• Goal of the exercise
A faithful copy of the listing below is required.

• Supplied material

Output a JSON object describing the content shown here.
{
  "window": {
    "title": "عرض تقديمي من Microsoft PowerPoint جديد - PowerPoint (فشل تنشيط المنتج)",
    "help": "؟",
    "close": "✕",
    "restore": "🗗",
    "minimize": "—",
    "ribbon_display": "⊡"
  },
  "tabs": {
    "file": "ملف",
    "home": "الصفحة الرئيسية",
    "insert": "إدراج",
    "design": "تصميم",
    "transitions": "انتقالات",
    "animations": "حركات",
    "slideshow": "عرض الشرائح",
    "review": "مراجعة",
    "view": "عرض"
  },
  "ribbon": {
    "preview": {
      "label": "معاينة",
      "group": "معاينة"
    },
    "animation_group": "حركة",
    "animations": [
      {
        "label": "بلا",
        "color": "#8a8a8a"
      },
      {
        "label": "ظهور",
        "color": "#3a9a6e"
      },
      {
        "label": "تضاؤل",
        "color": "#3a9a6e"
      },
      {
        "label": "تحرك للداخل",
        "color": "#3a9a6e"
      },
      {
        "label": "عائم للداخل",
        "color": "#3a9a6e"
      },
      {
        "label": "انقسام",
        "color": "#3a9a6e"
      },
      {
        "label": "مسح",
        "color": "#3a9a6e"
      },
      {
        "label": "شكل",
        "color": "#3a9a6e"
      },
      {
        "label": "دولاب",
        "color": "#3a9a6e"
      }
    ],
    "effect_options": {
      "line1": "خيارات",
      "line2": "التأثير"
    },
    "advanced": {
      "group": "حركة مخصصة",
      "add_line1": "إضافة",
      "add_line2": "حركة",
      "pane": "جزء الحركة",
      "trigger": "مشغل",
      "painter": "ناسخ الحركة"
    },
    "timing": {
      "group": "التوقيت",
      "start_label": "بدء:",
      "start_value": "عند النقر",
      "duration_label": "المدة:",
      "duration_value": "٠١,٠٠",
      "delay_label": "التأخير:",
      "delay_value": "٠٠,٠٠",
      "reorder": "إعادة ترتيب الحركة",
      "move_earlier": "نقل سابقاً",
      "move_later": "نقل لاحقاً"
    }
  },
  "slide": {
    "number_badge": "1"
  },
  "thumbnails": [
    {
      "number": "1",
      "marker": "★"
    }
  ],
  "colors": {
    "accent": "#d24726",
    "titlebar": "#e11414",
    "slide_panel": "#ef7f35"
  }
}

• Task result
Output a JSON object describing the content shown here.
{
  "window": {
    "title": "عرض تقديمي من Microsoft PowerPoint جديد - PowerPoint (فشل تنشيط المنتج)",
    "help": "؟",
    "close": "✕",
    "restore": "🗗",
    "minimize": "—",
    "ribbon_display": "⊡"
  },
  "tabs": {
    "file": "ملف",
    "home": "الصفحة الرئيسية",
    "insert": "إدراج",
    "design": "تصميم",
    "transitions": "انتقالات",
    "animations": "حركات",
    "slideshow": "عرض الشرائح",
    "review": "مراجعة",
    "view": "عرض"
  },
  "ribbon": {
    "preview": {
      "label": "معاينة",
      "group": "معاينة"
    },
    "animation_group": "حركة",
    "animations": [
      {
        "label": "بلا",
        "color": "#8a8a8a"
      },
      {
        "label": "ظهور",
        "color": "#3a9a6e"
      },
      {
        "label": "تضاؤل",
        "color": "#3a9a6e"
      },
      {
        "label": "تحرك للداخل",
        "color": "#3a9a6e"
      },
      {
        "label": "عائم للداخل",
        "color": "#3a9a6e"
      },
      {
        "label": "انقسام",
        "color": "#3a9a6e"
      },
      {
        "label": "مسح",
        "color": "#3a9a6e"
      },
      {
        "label": "شكل",
        "color": "#3a9a6e"
      },
      {
        "label": "دولاب",
        "color": "#3a9a6e"
      }
    ],
    "effect_options": {
      "line1": "خيارات",
      "line2": "التأثير"
    },
    "advanced": {
      "group": "حركة مخصصة",
      "add_line1": "إضافة",
      "add_line2": "حركة",
      "pane": "جزء الحركة",
      "trigger": "مشغل",
      "painter": "ناسخ الحركة"
    },
    "timing": {
      "group": "التوقيت",
      "start_label": "بدء:",
      "start_value": "عند النقر",
      "duration_label": "المدة:",
      "duration_value": "٠١,٠٠",
      "delay_label": "التأخير:",
      "delay_value": "٠٠,٠٠",
      "reorder": "إعادة ترتيب الحركة",
      "move_earlier": "نقل سابقاً",
      "move_later": "نقل لاحقاً"
    }
  },
  "slide": {
    "number_badge": "1"
  },
  "thumbnails": [
    {
      "number": "1",
      "marker": "★"
    }
  ],
  "colors": {
    "accent": "#d24726",
    "titlebar": "#e11414",
    "slide_panel": "#ef7f35"
  }
}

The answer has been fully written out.